Workshop III: Naturalistic Approaches to Artificial Intelligence

Part of the Long Program Mathematics of Intelligences
November 4 - 8, 2024


Many approaches to artificial intelligence are inspired by natural systems; for example, deep learning draws inspiration from biological neural networks. In recent years, researchers have looked to alternative biological inspiration. One paradigm develops distributed architectures for artificial intelligence, looking to biological evolution, insect swarms, and immune systems for models. Another paradigm argues that many forms of thinking are essentially equivalent to programming; this paradigm emphasizes the inference of (latent) programs from experience.

These paradigms have many appealing features. For example, evolutionary programming provides a powerful framework for search over machine learning architectures. Program synthesis approaches (in the “thinking as programming” paradigm) can learn latent, interpretable programs for complex tasks beyond conventional deep learning approaches.

These naturalistic approaches lack a detailed theory that explains their power. Both cases involve optimization (sometimes, combinatorial optimization) over high dimensional, complex objective functions.
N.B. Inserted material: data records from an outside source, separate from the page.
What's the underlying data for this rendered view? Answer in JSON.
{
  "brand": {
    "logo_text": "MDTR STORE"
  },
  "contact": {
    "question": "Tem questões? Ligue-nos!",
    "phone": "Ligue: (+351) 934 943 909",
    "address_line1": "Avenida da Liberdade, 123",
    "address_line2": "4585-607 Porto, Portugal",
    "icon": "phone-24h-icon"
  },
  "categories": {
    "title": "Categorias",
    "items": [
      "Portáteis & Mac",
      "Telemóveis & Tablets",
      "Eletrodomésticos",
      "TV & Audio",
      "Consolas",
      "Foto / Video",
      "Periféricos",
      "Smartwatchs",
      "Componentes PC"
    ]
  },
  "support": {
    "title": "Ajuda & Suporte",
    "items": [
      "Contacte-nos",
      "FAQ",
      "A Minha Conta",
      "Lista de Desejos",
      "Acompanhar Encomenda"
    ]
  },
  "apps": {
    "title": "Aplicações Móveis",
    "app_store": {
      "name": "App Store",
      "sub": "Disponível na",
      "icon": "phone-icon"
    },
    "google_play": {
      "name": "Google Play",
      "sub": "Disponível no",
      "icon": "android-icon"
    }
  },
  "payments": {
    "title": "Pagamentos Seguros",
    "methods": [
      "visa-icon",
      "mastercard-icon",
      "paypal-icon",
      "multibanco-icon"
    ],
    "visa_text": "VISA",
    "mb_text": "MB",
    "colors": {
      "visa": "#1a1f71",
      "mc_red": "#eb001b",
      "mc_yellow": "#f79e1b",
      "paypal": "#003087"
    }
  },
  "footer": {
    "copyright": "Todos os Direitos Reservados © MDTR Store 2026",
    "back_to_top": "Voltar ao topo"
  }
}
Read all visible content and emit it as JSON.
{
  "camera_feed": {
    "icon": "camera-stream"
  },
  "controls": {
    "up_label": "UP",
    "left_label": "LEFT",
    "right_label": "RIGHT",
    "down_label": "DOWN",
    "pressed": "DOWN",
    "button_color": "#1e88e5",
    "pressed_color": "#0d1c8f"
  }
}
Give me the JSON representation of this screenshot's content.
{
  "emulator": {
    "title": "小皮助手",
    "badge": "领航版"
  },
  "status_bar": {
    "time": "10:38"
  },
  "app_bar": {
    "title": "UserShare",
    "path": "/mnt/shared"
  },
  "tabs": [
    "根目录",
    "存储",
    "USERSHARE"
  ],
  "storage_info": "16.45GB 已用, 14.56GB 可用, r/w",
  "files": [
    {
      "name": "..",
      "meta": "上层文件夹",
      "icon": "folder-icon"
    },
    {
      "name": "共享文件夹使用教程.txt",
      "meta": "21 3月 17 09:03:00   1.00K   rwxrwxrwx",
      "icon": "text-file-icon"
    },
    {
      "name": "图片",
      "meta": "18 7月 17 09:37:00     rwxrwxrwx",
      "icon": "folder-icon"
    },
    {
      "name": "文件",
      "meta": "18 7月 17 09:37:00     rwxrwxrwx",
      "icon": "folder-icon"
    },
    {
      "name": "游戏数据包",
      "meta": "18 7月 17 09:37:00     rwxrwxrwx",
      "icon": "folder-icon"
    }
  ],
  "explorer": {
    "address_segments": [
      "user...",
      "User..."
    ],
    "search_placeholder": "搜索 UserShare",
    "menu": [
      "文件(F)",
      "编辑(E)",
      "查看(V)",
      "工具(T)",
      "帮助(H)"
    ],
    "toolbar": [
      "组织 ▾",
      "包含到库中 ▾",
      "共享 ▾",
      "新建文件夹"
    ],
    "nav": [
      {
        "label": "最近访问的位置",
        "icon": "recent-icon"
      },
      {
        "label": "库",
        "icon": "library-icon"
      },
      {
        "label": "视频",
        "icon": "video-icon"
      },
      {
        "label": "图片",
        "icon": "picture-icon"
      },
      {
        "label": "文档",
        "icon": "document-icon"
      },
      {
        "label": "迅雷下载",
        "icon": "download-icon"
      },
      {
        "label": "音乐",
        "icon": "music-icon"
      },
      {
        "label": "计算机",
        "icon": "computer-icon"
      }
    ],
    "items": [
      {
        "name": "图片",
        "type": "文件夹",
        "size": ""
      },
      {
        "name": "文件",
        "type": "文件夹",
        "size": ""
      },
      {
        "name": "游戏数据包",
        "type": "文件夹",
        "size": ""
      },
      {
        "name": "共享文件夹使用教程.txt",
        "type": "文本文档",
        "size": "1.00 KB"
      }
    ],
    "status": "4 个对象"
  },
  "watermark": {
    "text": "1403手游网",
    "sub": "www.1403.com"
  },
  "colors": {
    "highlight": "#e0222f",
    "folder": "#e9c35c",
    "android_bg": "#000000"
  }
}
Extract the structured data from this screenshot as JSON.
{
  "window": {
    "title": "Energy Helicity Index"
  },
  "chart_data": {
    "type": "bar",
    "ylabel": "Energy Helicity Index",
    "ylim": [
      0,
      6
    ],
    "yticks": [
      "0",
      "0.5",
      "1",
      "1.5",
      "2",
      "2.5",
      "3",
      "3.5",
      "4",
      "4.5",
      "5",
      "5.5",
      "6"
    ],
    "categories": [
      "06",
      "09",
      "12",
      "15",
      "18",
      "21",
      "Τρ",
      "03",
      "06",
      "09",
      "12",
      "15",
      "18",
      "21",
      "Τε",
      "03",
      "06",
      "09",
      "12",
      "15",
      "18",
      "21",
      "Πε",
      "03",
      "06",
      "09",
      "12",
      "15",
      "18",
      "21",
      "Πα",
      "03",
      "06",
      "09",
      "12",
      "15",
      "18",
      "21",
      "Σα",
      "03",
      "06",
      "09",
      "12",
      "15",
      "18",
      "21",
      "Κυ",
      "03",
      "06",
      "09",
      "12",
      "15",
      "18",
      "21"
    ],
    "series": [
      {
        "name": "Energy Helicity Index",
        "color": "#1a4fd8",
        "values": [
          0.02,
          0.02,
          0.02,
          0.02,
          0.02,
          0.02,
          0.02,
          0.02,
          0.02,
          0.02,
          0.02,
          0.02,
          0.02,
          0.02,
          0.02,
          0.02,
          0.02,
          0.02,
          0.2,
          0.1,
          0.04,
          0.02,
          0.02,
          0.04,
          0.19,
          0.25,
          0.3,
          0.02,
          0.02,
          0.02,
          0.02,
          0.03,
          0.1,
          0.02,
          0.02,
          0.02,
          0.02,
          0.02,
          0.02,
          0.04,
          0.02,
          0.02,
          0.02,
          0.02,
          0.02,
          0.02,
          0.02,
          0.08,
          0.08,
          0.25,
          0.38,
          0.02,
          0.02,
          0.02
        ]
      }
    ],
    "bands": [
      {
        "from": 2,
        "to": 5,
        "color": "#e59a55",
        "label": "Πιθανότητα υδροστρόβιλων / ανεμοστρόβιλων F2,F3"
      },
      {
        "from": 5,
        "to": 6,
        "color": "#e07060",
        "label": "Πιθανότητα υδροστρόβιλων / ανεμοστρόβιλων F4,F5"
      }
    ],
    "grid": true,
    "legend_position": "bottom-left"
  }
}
Both also involve basic objects (like string-based representations or programs) with rich structure and few obvious symmetries, which have only recently been studied as mathematical objects in their own right.

This workshop will draw together researchers creating new algorithms and architectures (e.g., active symbol architectures, evolutionary programming approaches, neural program synthesis) with mathematicians and theoretical computer scientists who specialize in non-convex optimization, the theory of programming languages, type theory, proof theory, and category theory. It aims to promote cross-fertilization between these paradigms and more traditional approaches, while stimulating the development of rigorous foundations for evolutionary computing, program synthesis, and other naturalistic approaches to AI.

Organizing Committee

Stephanie Forrest (Arizona State University)
Tom Griffiths (Princeton University)
Sumit Gulwani (Microsoft Research)
Josh Tenenbaum (Massachusetts Institute of Technology)